Malcolm Daly knows a thing or two about survival. The experienced climber lost a leg to frost bite following a climbing accident on the Alaska Range in 1999. In the two decades since then, Daly, 65, has also endured multiple strokes and a heart attack. His survival skills were most recently put to the test in April 2020 when he suffered his third stroke. Luckily, he had a team of dedicated healthcare professionals, equipped with cutting-edge technology, on his side.
Daly’s stroke occurred in his home in Hailey, Idaho, where he and his wife, Karen, had moved just two weeks before from Colorado. Following an afternoon bike ride, Daly decided to take a nap. He remembers not being able to move anything on the right side of his body shortly after lying down. Karen checked in on him a few minutes later and, realizing her husband had a stroke, called 9-1-1.
Daly was transported by EMS to St. Luke's Wood River Medical Center in nearby Ketchum, Idaho, where non-contrast CT, CTA and CT perfusion scans were quickly ordered. Molly Gill, a nurse in the emergency department at Wood River, was part of the team that met Daly upon his arrival. “He presented with some of the most severe symptoms I've seen in my career. Basically, the entire right side of his body was non-functioning,” Gill said, recalling that she had to use her body to pin his right arm against the CT-scanner bed when starting his IV because it kept falling off the bed. Daly, who was also unable to communicate verbally, was determined to have a National Institute of Health Stroke Scale (NIHSS) score of 24. His condition was severe and would have to be treated quickly if he was going to recover.

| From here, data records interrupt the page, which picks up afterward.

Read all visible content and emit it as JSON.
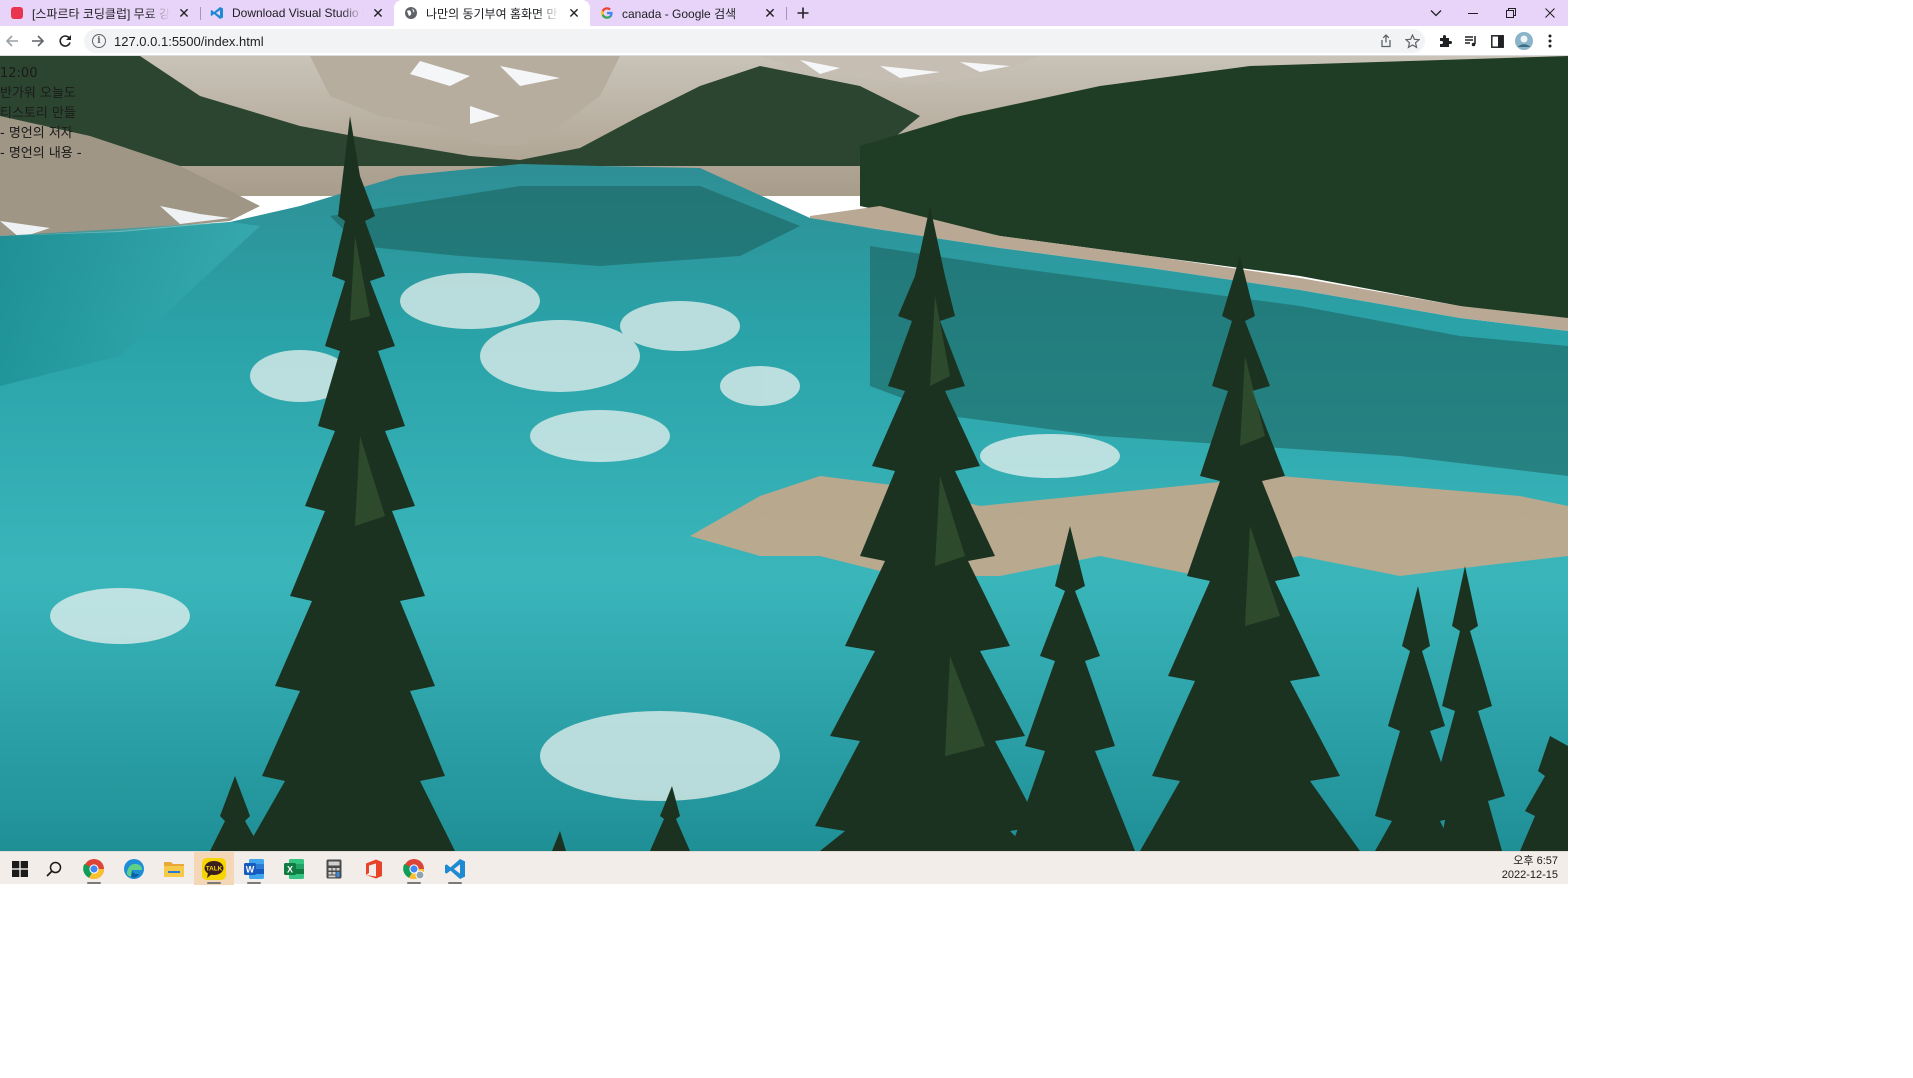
{
  "tabs": [
    {
      "title": "[스파르타 코딩클럽] 무료 강의",
      "icon": "sparta-icon",
      "active": false
    },
    {
      "title": "Download Visual Studio Code -",
      "icon": "vscode-icon",
      "active": false
    },
    {
      "title": "나만의 동기부여 홈화면 만들기",
      "icon": "globe-icon",
      "active": true
    },
    {
      "title": "canada - Google 검색",
      "icon": "google-icon",
      "active": false
    }
  ],
  "toolbar": {
    "url": "127.0.0.1:5500/index.html"
  },
  "page": {
    "clock": "12:00",
    "greeting": "반가워 오늘도",
    "motto": "티스토리 만들",
    "quote_author": "- 명언의 저자",
    "quote_text": "- 명언의 내용 -"
  },
  "taskbar": {
    "apps": [
      "windows-start-icon",
      "search-icon",
      "chrome-icon",
      "edge-icon",
      "file-explorer-icon",
      "kakaotalk-icon",
      "word-icon",
      "excel-icon",
      "calculator-icon",
      "office-icon",
      "chrome-dev-icon",
      "vscode-icon"
    ],
    "kakaotalk_label": "TALK",
    "word_label": "W",
    "excel_label": "X",
    "time": "오후 6:57",
    "date": "2022-12-15"
  },
  "colors": {
    "tabstrip": "#e8d4f8",
    "taskbar": "#f3ede9",
    "vscode_blue": "#1f8ad2"
  }
}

Wood River Medical Center is a rural critical-access hospital with no urgent on-site neurology expertise, so patient scan results typically have to be reviewed by an on-call radiologist at St. Luke’s Boise Medical Center more than 150 miles away; the fact that the health system is equipped with the Rapid® imaging platform, however, meant that Daly’s results were delivered automatically to stroke specialists. The entire Boise stroke team was notified immediately as soon as the results were available, regardless of where they were at the time. “I got a notification on my phone, and I immediately looked at it,” said neurointerventional surgeon Dr. Tony Bell. He was also able to view the RapidAI results from Daly’s CT scans directly from his mobile phone using the Rapid Mobile App. “I saw that this was someone who was going to need help, so I immediately started making preparations to get people activated and talking to the teams at the transfer center and Wood River,” Bell said.

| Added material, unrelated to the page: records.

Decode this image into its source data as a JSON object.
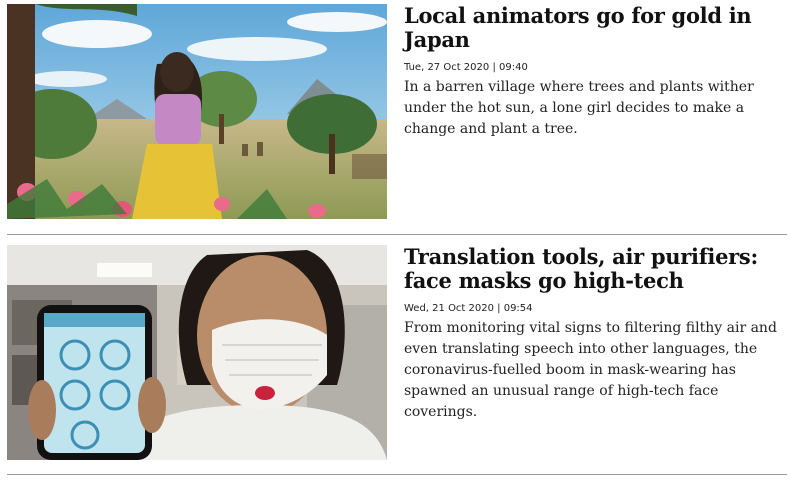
{
  "articles": [
    {
      "headline": "Local animators go for gold in Japan",
      "date": "Tue, 27 Oct 2020 | 09:40",
      "summary": "In a barren village where trees and plants wither under the hot sun, a lone girl decides to make a change and plant a tree."
    },
    {
      "headline": "Translation tools, air purifiers: face masks go high-tech",
      "date": "Wed, 21 Oct 2020 | 09:54",
      "summary": "From monitoring vital signs to filtering filthy air and even translating speech into other languages, the coronavirus-fuelled boom in mask-wearing has spawned an unusual range of high-tech face coverings."
    }
  ]
}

Daly’s RapidAI results revealed that he had a large vessel occlusion of the left internal carotid artery and proximal middle cerebral artery. The call was made to airlift him from Wood River to Boise where Bell would perform a mechanical thrombectomy to remove the clot blocking blood flow to Daly’s brain. Even with the time it took for the helicopter to arrive—typically 45 minutes—the team at Wood River achieved a record-breaking “door-in, door-out” time of 81 minutes.
Once in Boise, Bell completed the thrombectomy, which successfully restored blood flow to Daly’s at-risk brain tissue, in approximately 30 minutes. He was able to leave the hospital two days later with a NIHSS score of 2. Bell chalks up the success of the procedure to one simple factor: time. “If it had taken another hour to get the clot out, I don't think he'd be doing as well as he is,” Bell said.

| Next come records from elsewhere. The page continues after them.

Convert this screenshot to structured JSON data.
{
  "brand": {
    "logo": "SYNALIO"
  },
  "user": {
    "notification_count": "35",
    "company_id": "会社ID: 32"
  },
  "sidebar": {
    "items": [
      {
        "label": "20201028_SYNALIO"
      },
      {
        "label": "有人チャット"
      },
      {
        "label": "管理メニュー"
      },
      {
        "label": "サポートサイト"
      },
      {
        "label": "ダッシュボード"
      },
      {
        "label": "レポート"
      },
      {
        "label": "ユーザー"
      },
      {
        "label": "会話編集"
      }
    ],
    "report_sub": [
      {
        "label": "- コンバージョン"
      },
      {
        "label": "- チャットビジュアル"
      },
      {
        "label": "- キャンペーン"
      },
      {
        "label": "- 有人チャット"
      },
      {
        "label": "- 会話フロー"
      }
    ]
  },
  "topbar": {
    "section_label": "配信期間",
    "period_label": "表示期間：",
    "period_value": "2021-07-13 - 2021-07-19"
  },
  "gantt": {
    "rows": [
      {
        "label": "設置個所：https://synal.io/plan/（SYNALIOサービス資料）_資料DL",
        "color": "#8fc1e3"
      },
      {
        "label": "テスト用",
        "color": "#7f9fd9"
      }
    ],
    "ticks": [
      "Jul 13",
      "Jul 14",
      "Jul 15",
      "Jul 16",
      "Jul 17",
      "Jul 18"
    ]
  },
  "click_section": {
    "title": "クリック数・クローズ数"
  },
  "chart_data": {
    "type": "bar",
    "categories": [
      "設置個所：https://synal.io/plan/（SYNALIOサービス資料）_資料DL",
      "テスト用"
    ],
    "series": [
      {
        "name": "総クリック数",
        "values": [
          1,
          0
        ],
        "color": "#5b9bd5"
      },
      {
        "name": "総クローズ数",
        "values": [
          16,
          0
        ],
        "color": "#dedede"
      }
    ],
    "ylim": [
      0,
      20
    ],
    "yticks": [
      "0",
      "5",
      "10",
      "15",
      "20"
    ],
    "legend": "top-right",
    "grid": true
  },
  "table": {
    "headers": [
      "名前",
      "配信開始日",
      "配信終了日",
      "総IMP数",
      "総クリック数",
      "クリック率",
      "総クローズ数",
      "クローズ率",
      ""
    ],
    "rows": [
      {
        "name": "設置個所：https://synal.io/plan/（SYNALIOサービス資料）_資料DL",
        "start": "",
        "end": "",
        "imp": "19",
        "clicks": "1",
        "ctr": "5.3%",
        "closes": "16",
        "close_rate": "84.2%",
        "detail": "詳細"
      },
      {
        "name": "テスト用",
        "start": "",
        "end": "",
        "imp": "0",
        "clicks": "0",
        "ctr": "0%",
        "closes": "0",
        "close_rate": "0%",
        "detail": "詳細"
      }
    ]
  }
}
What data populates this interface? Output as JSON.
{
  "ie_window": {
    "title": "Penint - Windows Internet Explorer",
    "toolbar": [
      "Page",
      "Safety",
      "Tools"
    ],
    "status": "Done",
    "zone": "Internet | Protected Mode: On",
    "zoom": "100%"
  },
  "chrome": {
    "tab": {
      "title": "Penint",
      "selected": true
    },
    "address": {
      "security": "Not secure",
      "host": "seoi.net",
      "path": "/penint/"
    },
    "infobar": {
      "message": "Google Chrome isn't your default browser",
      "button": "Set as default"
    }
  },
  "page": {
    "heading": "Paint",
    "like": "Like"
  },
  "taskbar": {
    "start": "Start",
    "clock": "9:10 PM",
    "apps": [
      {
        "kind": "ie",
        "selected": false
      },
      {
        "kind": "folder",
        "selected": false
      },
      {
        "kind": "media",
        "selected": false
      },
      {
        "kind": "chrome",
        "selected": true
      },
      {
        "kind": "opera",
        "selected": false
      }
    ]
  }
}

Now two months after his third stroke, Malcolm Daly is more or less back to his active lifestyle, following a period of intensive speech therapy. He’s managed to channel some of his survivor’s grit into daily bicycle rides, and he’s even planning another climbing trip with friends.